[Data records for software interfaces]
○ ○ ○
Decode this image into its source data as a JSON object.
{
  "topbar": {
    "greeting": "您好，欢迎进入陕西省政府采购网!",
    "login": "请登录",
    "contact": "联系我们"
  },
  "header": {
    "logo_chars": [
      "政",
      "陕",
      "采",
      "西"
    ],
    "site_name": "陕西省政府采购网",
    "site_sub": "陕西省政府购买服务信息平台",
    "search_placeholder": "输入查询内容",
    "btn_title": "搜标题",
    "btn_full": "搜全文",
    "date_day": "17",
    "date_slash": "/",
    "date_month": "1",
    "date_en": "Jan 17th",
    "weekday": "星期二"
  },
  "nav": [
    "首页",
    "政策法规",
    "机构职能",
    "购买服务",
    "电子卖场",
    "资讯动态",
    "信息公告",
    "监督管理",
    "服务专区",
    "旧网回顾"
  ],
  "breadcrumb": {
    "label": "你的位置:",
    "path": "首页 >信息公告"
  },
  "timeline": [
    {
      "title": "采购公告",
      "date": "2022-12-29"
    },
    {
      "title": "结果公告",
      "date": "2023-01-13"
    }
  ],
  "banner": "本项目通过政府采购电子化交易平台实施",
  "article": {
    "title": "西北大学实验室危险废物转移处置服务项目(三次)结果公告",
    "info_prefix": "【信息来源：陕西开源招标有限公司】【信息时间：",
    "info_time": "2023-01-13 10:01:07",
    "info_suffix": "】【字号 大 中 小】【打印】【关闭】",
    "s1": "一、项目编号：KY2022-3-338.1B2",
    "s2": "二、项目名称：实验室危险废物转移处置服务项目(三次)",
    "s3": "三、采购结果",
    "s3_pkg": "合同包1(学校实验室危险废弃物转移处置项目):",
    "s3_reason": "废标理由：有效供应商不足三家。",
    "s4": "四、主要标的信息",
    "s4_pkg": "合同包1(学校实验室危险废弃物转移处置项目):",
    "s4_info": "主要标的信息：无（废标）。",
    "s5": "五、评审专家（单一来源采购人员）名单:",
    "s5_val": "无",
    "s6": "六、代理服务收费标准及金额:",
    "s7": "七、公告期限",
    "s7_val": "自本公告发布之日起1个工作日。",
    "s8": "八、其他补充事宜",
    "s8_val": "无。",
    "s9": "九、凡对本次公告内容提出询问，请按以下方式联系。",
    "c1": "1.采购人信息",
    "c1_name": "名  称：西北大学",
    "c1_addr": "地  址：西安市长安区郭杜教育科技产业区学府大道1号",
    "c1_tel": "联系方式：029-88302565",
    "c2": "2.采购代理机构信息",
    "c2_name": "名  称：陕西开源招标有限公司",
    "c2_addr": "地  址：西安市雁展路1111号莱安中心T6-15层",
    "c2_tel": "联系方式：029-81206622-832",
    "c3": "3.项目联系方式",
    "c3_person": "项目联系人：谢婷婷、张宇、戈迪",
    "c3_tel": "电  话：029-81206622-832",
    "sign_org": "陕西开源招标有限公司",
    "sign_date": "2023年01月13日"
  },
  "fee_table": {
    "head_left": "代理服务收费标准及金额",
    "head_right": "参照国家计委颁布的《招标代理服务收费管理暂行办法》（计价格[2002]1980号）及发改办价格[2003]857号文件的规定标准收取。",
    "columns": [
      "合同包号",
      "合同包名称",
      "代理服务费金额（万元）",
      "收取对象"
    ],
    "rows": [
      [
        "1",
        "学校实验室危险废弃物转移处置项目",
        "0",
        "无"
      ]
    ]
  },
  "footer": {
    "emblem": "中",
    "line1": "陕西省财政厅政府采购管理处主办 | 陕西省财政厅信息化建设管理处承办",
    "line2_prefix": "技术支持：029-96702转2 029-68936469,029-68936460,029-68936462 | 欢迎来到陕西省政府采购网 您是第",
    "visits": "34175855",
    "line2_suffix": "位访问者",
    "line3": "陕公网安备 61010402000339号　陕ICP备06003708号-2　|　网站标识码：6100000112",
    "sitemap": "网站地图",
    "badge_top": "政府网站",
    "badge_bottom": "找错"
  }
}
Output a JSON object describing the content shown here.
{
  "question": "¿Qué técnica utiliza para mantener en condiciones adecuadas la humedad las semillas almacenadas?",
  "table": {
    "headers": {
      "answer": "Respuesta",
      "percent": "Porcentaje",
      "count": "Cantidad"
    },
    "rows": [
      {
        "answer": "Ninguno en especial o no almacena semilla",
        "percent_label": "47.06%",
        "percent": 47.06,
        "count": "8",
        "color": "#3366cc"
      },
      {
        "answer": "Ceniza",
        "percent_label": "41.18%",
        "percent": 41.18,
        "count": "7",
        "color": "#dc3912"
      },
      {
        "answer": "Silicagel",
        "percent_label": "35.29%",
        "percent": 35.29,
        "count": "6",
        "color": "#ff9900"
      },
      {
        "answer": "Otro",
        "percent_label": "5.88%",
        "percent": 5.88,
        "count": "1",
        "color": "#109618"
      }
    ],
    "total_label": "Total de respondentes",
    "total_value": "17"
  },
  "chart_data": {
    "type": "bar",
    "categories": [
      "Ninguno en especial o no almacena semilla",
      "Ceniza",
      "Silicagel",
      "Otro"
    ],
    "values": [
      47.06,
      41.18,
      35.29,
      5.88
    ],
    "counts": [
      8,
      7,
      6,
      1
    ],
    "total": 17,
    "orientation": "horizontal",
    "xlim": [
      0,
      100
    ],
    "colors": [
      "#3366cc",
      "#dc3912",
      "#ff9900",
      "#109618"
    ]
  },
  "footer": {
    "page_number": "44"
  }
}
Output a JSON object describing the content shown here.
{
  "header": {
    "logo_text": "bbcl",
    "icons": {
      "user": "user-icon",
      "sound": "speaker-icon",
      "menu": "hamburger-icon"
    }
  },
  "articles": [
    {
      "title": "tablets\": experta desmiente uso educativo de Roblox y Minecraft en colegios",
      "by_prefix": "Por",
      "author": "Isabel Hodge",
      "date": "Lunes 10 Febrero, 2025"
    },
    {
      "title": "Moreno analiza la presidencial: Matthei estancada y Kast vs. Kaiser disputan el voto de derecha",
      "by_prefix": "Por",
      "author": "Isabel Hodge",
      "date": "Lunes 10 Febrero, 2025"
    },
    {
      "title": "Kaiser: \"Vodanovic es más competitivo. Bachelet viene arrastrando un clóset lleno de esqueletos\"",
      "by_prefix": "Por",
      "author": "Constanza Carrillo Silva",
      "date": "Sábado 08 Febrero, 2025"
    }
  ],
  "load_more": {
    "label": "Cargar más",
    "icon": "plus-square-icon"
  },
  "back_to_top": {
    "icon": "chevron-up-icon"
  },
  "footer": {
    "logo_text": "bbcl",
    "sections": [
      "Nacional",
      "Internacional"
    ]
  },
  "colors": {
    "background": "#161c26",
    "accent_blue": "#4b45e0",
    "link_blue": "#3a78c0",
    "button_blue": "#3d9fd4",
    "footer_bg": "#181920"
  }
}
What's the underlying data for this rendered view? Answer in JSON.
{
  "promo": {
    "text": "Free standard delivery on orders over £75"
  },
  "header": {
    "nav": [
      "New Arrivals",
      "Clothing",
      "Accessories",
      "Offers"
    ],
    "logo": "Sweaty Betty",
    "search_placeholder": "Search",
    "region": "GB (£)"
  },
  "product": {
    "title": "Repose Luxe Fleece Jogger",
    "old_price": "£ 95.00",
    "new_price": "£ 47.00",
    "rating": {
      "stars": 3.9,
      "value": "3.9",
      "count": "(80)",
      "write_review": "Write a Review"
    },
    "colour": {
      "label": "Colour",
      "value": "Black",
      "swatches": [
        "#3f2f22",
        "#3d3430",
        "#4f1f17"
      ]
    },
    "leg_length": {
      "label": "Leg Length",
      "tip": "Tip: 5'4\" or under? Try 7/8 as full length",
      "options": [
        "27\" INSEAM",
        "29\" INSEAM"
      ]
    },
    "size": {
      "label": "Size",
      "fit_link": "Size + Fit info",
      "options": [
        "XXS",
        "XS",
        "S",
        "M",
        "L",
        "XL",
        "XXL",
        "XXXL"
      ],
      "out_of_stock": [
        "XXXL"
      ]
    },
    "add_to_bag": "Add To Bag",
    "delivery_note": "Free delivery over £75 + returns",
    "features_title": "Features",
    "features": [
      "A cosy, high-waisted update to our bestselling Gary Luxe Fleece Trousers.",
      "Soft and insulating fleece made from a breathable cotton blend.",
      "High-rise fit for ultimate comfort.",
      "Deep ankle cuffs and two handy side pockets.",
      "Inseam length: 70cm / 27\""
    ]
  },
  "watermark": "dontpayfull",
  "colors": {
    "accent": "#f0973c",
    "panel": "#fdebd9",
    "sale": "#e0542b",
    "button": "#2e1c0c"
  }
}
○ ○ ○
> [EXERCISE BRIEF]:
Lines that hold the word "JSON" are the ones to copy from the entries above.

> [TASK SOLUTION]:
Decode this image into its source data as a JSON object.
Output a JSON object describing the content shown here.
Output a JSON object describing the content shown here.
What's the underlying data for this rendered view? Answer in JSON.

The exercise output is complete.